What to work on: Match the string "Cont" against each line below, and copy every line that matches.

(Beginning of Input)

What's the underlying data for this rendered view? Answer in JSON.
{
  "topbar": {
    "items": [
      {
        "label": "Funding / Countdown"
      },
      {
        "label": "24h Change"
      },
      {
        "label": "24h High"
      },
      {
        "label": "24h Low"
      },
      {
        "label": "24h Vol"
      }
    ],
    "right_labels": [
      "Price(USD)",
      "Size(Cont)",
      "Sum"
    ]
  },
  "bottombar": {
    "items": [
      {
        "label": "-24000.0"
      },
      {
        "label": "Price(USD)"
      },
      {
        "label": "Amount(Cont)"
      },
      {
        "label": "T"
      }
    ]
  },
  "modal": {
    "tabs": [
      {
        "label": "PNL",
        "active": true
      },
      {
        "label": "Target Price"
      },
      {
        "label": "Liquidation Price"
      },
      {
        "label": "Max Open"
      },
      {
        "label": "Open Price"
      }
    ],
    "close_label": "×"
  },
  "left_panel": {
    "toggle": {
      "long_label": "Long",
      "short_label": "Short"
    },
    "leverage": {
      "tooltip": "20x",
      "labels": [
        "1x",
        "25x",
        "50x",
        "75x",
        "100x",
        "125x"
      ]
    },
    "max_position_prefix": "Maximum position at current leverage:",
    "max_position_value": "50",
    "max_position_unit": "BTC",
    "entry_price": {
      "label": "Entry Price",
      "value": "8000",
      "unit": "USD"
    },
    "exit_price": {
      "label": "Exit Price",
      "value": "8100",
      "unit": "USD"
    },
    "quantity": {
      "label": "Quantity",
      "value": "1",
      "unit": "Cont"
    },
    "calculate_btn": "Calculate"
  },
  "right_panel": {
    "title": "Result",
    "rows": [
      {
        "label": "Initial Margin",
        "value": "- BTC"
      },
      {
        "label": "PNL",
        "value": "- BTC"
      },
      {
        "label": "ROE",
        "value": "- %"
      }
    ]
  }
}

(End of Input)

Completed exercise:
      "Size(Cont)",
        "label": "Amount(Cont)"
      "unit": "Cont"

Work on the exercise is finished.